TRY IT. The required output is the lines from the one with "Extract the structured" through the end of the data, repeated verbatim, with no pictures included.

Page and application data records
BEGIN
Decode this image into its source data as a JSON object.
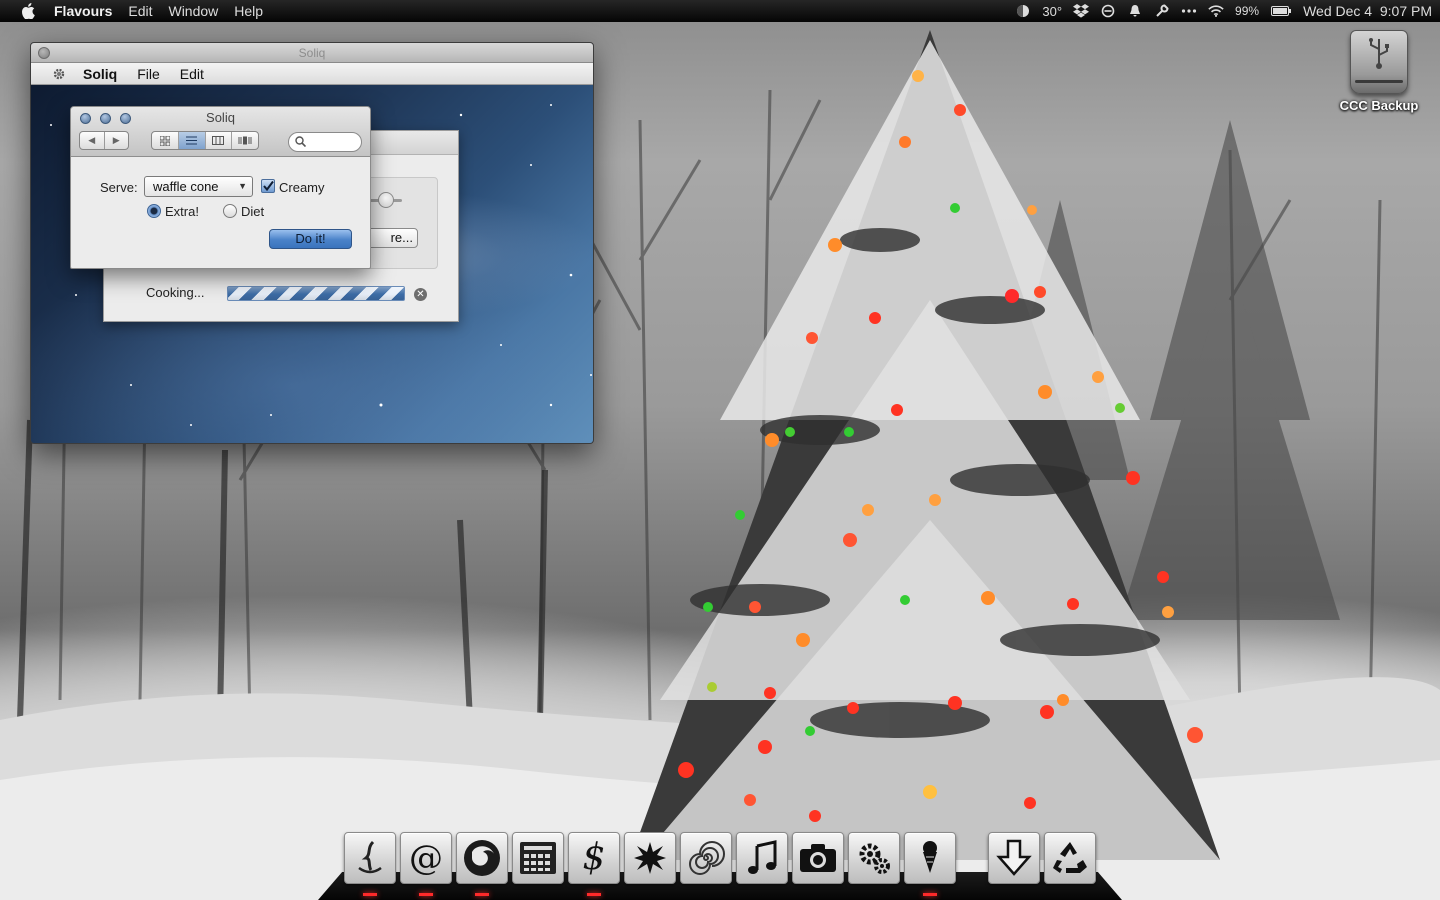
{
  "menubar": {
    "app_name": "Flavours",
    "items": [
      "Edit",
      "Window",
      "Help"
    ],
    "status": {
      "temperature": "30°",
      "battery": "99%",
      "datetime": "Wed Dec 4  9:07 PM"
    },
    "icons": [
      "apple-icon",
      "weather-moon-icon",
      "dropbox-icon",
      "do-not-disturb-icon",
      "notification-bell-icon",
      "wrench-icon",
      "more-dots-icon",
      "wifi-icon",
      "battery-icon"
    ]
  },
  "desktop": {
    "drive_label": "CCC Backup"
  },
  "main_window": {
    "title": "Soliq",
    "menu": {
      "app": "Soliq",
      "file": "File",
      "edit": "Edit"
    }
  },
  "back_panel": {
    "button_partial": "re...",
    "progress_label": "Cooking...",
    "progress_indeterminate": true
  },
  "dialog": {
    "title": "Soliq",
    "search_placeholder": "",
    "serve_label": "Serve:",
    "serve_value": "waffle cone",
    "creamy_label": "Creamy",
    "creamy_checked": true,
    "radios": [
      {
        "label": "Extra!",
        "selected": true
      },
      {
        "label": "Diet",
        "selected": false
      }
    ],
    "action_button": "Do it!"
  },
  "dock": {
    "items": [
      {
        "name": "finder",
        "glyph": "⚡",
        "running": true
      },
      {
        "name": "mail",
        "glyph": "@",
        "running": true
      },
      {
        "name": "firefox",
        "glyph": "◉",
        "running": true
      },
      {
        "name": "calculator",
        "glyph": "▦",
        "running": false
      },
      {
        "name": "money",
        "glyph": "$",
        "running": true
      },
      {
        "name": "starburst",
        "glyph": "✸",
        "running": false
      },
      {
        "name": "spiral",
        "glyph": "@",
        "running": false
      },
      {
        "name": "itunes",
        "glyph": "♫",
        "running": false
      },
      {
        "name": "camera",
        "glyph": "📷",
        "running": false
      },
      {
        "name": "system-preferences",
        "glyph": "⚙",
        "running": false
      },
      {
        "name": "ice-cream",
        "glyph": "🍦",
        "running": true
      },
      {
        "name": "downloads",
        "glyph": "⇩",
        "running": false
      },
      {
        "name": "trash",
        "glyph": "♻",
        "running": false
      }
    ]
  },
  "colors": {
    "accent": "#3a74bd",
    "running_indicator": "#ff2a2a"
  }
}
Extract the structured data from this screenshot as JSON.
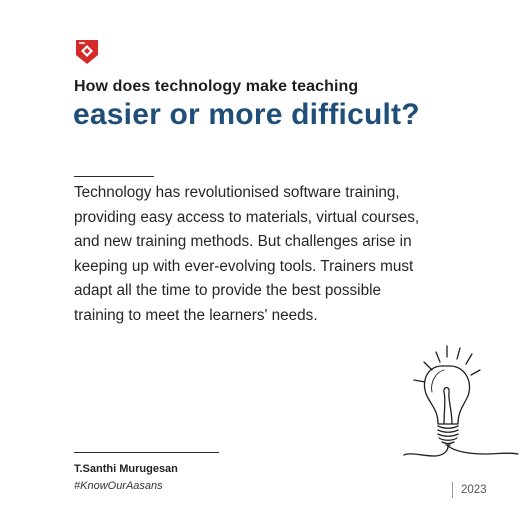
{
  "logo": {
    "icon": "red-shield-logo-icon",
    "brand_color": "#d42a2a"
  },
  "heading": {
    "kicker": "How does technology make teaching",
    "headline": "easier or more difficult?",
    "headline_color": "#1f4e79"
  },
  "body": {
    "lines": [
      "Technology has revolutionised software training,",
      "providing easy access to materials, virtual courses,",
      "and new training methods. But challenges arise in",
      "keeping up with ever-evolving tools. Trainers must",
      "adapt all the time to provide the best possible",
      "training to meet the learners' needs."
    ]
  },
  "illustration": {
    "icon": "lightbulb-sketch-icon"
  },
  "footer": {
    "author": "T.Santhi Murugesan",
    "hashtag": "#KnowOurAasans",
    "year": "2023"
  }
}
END
RESPONSE TO THE EXERCISE.
Extract the structured data from this screenshot as JSON.
{
  "logo": {
    "icon": "red-shield-logo-icon",
    "brand_color": "#d42a2a"
  },
  "heading": {
    "kicker": "How does technology make teaching",
    "headline": "easier or more difficult?",
    "headline_color": "#1f4e79"
  },
  "body": {
    "lines": [
      "Technology has revolutionised software training,",
      "providing easy access to materials, virtual courses,",
      "and new training methods. But challenges arise in",
      "keeping up with ever-evolving tools. Trainers must",
      "adapt all the time to provide the best possible",
      "training to meet the learners' needs."
    ]
  },
  "illustration": {
    "icon": "lightbulb-sketch-icon"
  },
  "footer": {
    "author": "T.Santhi Murugesan",
    "hashtag": "#KnowOurAasans",
    "year": "2023"
  }
}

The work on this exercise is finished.